She knew how to make the best of a situation!

Young took camping/collecting trips during summer vacation each of the next four years – one trip was in the Panhandle but the others were all in West Texas. In early 1919, she died of cancer at the age of 46.

I can find four of her plant samples in the University of Texas digital database.  She collected hundreds, and was known for giving every one to the university, never keeping any for herself, so I would love to know where the others are.

Brickellia brachyphylla A. Gray var. terlinguensis Flyr
The image is linked to its source at the University of Texas.

Mary wasn’t perfect – if you do read the journal, be aware that there are a few casual remarks that we would judge as bigoted today.

But I think she should be remembered and celebrated for the way she went beyond what women were thought capable of, and for her exploring spirit.

* I read the journal excerpt in a collection of women’s nature writings called American Women Afield: Writings by Pioneer Women Naturalists, by Marcia Myers Bonta, 1995, Texas A&M University Press.  That was only 9 pages long.  The full journal at the Southwestern Historical Quarterly site is about 60 pages long.

First Finish for 2014

There is just nothing better than the feeling of finishing a big project.


My first finish for 2014! (Okay, it still needs a little hand-stitching, but close enough to count.)

This quilt started out to be given to a county home for teen-age boy runaways.  I wanted it to be modern and masculine, and it started out as a disappearing nine-patch with all shirting fabrics.

In my last post I was contemplating what fabric to use for borders – I had plenty of a tone-on-tone smoky blue that I had not used anywhere else in the quilt, and I thought it might call too much attention to itself.

I had some gorgeous brown and gold material that I was saving to make something for myself – it reminded me of men’s ties, so I thought it would go with all that shirting fabric.  It was what the quilt needed, so I cut it up and used it for borders.  I hope I can find it again.

Then after searching some more, I found one yard of the smoky blue/gray fabric that was already in the quilt, so I cut that up for the binding.

quilt blocks and borders

I had just enough of this smoky blue fabric to use for the binding.

I have done one other single-size quilt with free motion quilting, but on that one I used the walking foot, and I did two crib-sized pieces and then put them together.  This is the first time I have quilted a single-size quilt all in one piece, and the first time I used a free motion foot.

I tried a Super Slider too, to see if it would help me move the quilt around more smoothly.  The results were so-so for me. I felt like the quilt would hang up just a little on the edges of the Super Slider, and I didn’t like having to untape it to put a new bobbin in.
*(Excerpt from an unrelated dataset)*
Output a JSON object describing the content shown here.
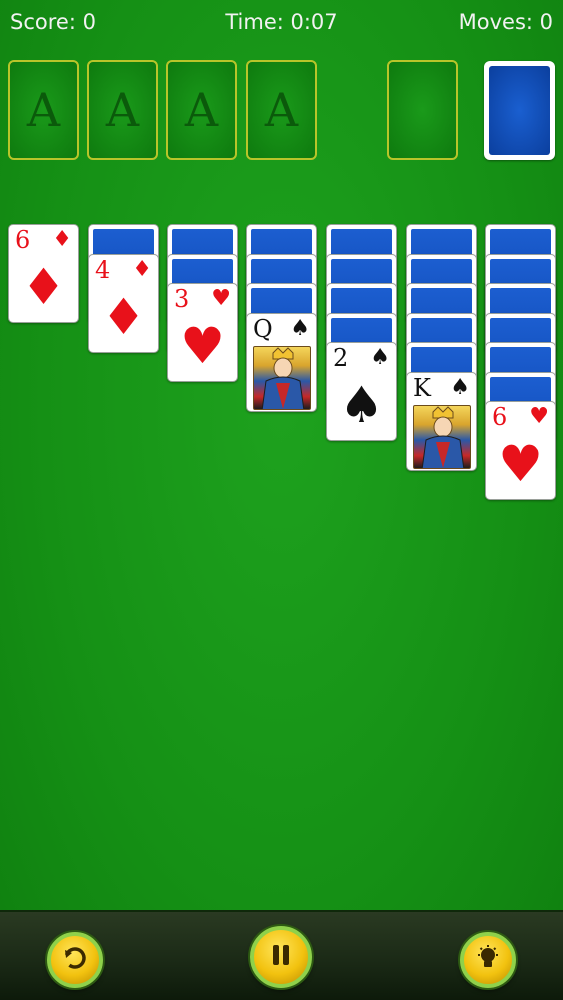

About halfway through, I bought some Gorilla Grip gloves in the gardening section (only $5), and they worked like magic!  They are very lightweight and flexible – I can even thread the needle with them on.  I don’t want to say they adhere to the quilt because that sounds like they would make the quilt itself sticky – it was more like they helped me levitate the quilt.  I felt like I was pushing the quilt around on a surface of ice instead of metal, and I had even removed the Super Slider.  This was the first time I felt like I could just “think at” the quilt and it would go where I wanted it to.  It’s nice to feel like I have found the combination of quilting variables that works for me.

barn with quilt

When I took the quilt up to the barn to photograph, I noticed the beautiful shadow of the oak tree – inspiration for a new quilt!

I think too much color has slipped in to make this acceptable to any teen-age boy, so I don’t think I will be giving it to the county.    I’m not sure what I’ll do with it, but I am so happy it’s done!